Trump hasn't minced his words about Castro or Cuba. He bluntly called Castro a "brutal dictator" who ruled over a "totalitarian island." His stance on Cuba following Fidel's death plays to Cuban-Americans' concerns that Obama required no political reforms from the Cuban government when it reestablished diplomatic relations last year.
But Trump's swagger and bravado on Cuba and other issues doesn't disguise the fact that his presidency represents the biggest threat in my lifetime to the U.S. democratic system and civil liberties. And like Castro, he's surrounding himself with a bunch of white people who are out of touch with the issues facing other groups of people in the country. Trump's advisors and Cabinet picks have long, sordid histories of oppressing LGBTQ and marginalizing black people, Latinos, Muslims and others.
There are also some important differences between Castro and Trump.
- Castro had legitimate revolutionary cred, while Trump thinks being a silver-spoon businessman makes him a revolutionary outsider.
- Castro was an avid student of international relations and world affairs, whereas Trump doesn't understand the world and isn't interested.
- Castro talked about social justice and the rights of the poor, while Trump is trying to cut the social welfare safety net.
- Castro wrote long, carefully crafted essays about his thoughts on world happenings, while Trump can barely tweet 140 characters without making a grammatical error or contradicting himself.
- Castro was a savvy political leader, Trump not so.
Still, the two men have enough in common to raise all sorts of red flags in the minds of Cuban-Americans. We have lived through some of the abuses that Trump has promised to implement. We should know better. History won't absolve us if we don't learn from it.
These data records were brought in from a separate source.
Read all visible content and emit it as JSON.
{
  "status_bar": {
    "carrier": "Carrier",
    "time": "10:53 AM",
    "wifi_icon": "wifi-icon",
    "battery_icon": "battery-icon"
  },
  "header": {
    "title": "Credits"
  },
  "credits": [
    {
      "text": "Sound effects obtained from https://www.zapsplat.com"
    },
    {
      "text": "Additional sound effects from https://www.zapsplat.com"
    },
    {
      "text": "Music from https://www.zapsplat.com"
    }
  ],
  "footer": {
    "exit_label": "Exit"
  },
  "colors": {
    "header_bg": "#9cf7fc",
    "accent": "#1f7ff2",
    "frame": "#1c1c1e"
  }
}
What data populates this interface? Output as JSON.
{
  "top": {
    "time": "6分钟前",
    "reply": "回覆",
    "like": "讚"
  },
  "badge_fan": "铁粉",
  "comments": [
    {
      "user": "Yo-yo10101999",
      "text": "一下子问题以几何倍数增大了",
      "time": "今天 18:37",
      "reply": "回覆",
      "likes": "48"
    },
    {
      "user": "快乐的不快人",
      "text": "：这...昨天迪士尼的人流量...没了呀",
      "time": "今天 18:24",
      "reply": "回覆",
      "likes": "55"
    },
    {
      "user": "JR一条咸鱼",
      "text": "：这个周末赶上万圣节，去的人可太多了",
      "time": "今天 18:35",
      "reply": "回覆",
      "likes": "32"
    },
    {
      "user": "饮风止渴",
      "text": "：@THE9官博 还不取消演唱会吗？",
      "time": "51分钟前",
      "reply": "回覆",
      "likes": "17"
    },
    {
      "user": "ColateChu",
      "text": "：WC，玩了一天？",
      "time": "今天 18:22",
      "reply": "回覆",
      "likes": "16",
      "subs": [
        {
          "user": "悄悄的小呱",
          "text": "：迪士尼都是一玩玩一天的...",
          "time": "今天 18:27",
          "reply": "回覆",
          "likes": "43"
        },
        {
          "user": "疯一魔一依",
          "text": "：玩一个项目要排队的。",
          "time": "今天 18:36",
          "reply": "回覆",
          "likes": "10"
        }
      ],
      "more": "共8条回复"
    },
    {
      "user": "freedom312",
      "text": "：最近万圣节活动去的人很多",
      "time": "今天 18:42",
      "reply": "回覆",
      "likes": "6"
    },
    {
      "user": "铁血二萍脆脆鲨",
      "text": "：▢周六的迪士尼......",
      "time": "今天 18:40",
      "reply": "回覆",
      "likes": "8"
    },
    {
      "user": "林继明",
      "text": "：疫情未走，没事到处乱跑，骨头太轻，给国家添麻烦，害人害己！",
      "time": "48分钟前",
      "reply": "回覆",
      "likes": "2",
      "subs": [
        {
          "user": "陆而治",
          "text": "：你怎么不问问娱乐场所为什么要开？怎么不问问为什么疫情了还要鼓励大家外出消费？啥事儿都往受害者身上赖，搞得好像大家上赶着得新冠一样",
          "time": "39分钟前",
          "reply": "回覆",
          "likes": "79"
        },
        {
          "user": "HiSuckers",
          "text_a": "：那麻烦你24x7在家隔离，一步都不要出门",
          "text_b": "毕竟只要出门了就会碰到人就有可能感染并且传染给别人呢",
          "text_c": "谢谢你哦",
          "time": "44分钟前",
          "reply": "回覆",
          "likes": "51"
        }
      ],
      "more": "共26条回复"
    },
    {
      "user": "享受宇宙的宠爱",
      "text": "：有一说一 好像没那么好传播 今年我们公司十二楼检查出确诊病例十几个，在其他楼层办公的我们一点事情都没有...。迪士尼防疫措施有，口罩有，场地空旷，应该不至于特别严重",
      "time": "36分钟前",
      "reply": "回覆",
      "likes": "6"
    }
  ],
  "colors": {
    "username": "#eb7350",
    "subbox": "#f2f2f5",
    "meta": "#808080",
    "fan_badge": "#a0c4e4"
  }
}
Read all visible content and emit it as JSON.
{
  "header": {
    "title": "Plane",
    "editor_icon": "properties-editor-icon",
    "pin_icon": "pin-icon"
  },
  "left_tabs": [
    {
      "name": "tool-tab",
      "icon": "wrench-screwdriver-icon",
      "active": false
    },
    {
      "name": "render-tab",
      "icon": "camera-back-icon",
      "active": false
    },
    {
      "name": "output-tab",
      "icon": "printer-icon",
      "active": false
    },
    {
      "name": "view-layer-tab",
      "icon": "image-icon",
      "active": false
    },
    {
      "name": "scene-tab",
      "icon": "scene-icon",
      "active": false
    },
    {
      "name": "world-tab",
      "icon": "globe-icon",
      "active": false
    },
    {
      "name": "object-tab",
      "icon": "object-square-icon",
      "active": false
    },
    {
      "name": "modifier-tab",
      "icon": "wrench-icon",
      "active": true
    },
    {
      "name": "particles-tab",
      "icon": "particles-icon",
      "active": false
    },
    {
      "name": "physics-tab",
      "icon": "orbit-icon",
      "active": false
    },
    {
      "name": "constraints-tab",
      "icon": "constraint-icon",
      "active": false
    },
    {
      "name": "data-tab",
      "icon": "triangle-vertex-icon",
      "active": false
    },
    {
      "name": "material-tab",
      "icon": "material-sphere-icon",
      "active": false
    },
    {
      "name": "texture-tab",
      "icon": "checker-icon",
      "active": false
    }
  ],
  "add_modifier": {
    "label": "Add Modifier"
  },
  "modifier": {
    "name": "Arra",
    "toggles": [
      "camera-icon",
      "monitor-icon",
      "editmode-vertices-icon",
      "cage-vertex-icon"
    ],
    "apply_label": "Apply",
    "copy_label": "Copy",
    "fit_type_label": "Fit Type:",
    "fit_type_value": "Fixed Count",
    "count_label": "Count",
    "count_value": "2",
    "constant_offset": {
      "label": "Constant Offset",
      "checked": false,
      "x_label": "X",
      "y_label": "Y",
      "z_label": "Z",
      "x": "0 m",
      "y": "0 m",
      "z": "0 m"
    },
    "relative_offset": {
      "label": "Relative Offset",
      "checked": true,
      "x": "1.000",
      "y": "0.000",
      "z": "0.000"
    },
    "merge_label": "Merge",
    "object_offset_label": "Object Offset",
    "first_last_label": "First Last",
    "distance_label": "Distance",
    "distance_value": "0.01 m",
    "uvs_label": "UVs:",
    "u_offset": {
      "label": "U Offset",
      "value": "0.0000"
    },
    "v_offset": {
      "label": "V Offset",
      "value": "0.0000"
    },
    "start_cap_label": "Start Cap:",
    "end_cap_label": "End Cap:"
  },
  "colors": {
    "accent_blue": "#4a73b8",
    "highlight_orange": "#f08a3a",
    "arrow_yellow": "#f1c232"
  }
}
Daniel Rivero is a producer/reporter for Fusion who focuses on police and justice issues. He also skateboards, does a bunch of arts related things on his off time, and likes Cuban coffee.